=== Stored data ===

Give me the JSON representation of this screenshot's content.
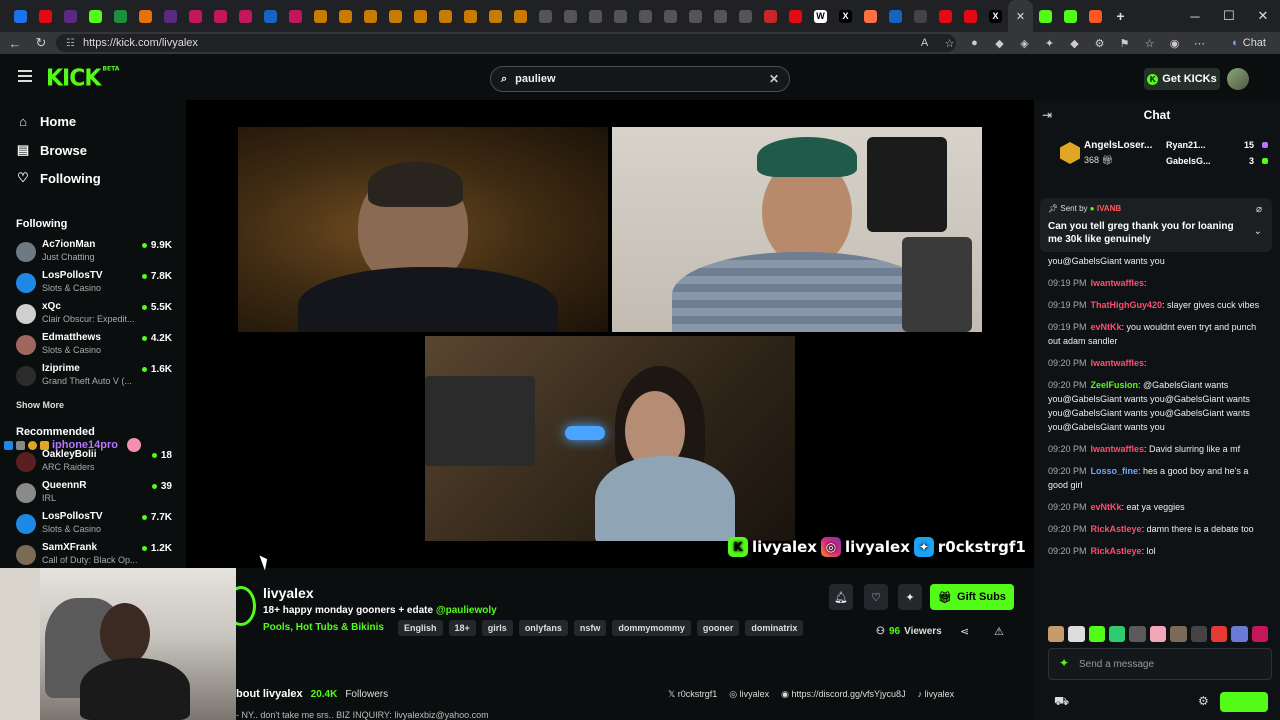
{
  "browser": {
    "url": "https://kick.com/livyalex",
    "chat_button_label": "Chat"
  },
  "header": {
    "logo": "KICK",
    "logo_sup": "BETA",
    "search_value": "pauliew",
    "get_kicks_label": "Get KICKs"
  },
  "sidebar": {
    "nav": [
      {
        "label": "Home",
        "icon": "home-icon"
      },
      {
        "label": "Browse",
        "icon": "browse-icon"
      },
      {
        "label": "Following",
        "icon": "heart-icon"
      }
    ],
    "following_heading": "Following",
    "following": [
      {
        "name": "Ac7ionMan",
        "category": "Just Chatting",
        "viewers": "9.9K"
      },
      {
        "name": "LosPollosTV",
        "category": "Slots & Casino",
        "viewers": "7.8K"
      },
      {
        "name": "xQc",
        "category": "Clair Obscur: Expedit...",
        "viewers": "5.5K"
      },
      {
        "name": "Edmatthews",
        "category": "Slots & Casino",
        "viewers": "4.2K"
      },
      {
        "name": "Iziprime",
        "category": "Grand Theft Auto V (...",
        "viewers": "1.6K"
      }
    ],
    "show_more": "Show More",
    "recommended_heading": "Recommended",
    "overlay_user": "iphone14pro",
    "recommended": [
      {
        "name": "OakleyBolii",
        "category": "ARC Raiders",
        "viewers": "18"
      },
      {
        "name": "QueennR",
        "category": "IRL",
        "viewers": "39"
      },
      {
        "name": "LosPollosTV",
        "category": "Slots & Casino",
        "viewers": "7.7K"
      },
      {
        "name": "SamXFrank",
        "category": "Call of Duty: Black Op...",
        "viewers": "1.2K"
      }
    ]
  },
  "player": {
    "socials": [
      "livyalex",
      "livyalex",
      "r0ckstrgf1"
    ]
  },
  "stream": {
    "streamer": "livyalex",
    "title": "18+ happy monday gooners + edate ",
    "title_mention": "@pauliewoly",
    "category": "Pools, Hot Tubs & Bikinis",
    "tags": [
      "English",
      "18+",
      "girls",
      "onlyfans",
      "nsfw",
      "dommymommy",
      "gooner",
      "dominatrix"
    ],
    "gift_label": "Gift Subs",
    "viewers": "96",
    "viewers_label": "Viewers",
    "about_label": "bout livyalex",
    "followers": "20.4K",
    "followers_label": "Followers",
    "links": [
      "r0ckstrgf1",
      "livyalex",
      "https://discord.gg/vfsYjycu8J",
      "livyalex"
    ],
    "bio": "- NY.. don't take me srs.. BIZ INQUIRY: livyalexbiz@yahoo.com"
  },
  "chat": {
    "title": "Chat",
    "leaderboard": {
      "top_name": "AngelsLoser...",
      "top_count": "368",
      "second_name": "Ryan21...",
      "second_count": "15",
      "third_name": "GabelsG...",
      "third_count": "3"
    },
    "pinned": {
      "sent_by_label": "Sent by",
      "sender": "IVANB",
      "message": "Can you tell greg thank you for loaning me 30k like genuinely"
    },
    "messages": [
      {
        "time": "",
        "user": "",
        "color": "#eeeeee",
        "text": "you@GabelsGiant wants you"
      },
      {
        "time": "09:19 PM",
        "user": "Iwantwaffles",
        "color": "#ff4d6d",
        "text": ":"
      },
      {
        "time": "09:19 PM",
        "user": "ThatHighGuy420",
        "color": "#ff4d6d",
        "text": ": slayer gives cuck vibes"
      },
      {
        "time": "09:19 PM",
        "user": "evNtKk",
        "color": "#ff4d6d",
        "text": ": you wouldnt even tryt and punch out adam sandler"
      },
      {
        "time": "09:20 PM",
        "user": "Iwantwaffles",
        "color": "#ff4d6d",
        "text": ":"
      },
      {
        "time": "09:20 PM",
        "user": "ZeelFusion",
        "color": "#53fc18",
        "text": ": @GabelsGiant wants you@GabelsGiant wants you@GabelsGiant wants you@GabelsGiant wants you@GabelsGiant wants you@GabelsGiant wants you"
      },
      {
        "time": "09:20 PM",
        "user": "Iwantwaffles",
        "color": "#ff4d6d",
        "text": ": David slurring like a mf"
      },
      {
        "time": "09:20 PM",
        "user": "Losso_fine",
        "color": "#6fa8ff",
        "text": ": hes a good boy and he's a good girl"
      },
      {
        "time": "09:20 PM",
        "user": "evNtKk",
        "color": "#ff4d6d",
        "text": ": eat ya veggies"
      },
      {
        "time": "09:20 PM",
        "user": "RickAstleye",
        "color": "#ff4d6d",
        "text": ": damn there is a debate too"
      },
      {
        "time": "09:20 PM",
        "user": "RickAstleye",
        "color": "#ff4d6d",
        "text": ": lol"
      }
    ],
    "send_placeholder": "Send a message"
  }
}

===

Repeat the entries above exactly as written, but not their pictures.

Give me the JSON representation of this screenshot's content.
{
  "browser": {
    "url": "https://kick.com/livyalex",
    "chat_button_label": "Chat"
  },
  "header": {
    "logo": "KICK",
    "logo_sup": "BETA",
    "search_value": "pauliew",
    "get_kicks_label": "Get KICKs"
  },
  "sidebar": {
    "nav": [
      {
        "label": "Home",
        "icon": "home-icon"
      },
      {
        "label": "Browse",
        "icon": "browse-icon"
      },
      {
        "label": "Following",
        "icon": "heart-icon"
      }
    ],
    "following_heading": "Following",
    "following": [
      {
        "name": "Ac7ionMan",
        "category": "Just Chatting",
        "viewers": "9.9K"
      },
      {
        "name": "LosPollosTV",
        "category": "Slots & Casino",
        "viewers": "7.8K"
      },
      {
        "name": "xQc",
        "category": "Clair Obscur: Expedit...",
        "viewers": "5.5K"
      },
      {
        "name": "Edmatthews",
        "category": "Slots & Casino",
        "viewers": "4.2K"
      },
      {
        "name": "Iziprime",
        "category": "Grand Theft Auto V (...",
        "viewers": "1.6K"
      }
    ],
    "show_more": "Show More",
    "recommended_heading": "Recommended",
    "overlay_user": "iphone14pro",
    "recommended": [
      {
        "name": "OakleyBolii",
        "category": "ARC Raiders",
        "viewers": "18"
      },
      {
        "name": "QueennR",
        "category": "IRL",
        "viewers": "39"
      },
      {
        "name": "LosPollosTV",
        "category": "Slots & Casino",
        "viewers": "7.7K"
      },
      {
        "name": "SamXFrank",
        "category": "Call of Duty: Black Op...",
        "viewers": "1.2K"
      }
    ]
  },
  "player": {
    "socials": [
      "livyalex",
      "livyalex",
      "r0ckstrgf1"
    ]
  },
  "stream": {
    "streamer": "livyalex",
    "title": "18+ happy monday gooners + edate ",
    "title_mention": "@pauliewoly",
    "category": "Pools, Hot Tubs & Bikinis",
    "tags": [
      "English",
      "18+",
      "girls",
      "onlyfans",
      "nsfw",
      "dommymommy",
      "gooner",
      "dominatrix"
    ],
    "gift_label": "Gift Subs",
    "viewers": "96",
    "viewers_label": "Viewers",
    "about_label": "bout livyalex",
    "followers": "20.4K",
    "followers_label": "Followers",
    "links": [
      "r0ckstrgf1",
      "livyalex",
      "https://discord.gg/vfsYjycu8J",
      "livyalex"
    ],
    "bio": "- NY.. don't take me srs.. BIZ INQUIRY: livyalexbiz@yahoo.com"
  },
  "chat": {
    "title": "Chat",
    "leaderboard": {
      "top_name": "AngelsLoser...",
      "top_count": "368",
      "second_name": "Ryan21...",
      "second_count": "15",
      "third_name": "GabelsG...",
      "third_count": "3"
    },
    "pinned": {
      "sent_by_label": "Sent by",
      "sender": "IVANB",
      "message": "Can you tell greg thank you for loaning me 30k like genuinely"
    },
    "messages": [
      {
        "time": "",
        "user": "",
        "color": "#eeeeee",
        "text": "you@GabelsGiant wants you"
      },
      {
        "time": "09:19 PM",
        "user": "Iwantwaffles",
        "color": "#ff4d6d",
        "text": ":"
      },
      {
        "time": "09:19 PM",
        "user": "ThatHighGuy420",
        "color": "#ff4d6d",
        "text": ": slayer gives cuck vibes"
      },
      {
        "time": "09:19 PM",
        "user": "evNtKk",
        "color": "#ff4d6d",
        "text": ": you wouldnt even tryt and punch out adam sandler"
      },
      {
        "time": "09:20 PM",
        "user": "Iwantwaffles",
        "color": "#ff4d6d",
        "text": ":"
      },
      {
        "time": "09:20 PM",
        "user": "ZeelFusion",
        "color": "#53fc18",
        "text": ": @GabelsGiant wants you@GabelsGiant wants you@GabelsGiant wants you@GabelsGiant wants you@GabelsGiant wants you@GabelsGiant wants you"
      },
      {
        "time": "09:20 PM",
        "user": "Iwantwaffles",
        "color": "#ff4d6d",
        "text": ": David slurring like a mf"
      },
      {
        "time": "09:20 PM",
        "user": "Losso_fine",
        "color": "#6fa8ff",
        "text": ": hes a good boy and he's a good girl"
      },
      {
        "time": "09:20 PM",
        "user": "evNtKk",
        "color": "#ff4d6d",
        "text": ": eat ya veggies"
      },
      {
        "time": "09:20 PM",
        "user": "RickAstleye",
        "color": "#ff4d6d",
        "text": ": damn there is a debate too"
      },
      {
        "time": "09:20 PM",
        "user": "RickAstleye",
        "color": "#ff4d6d",
        "text": ": lol"
      }
    ],
    "send_placeholder": "Send a message"
  }
}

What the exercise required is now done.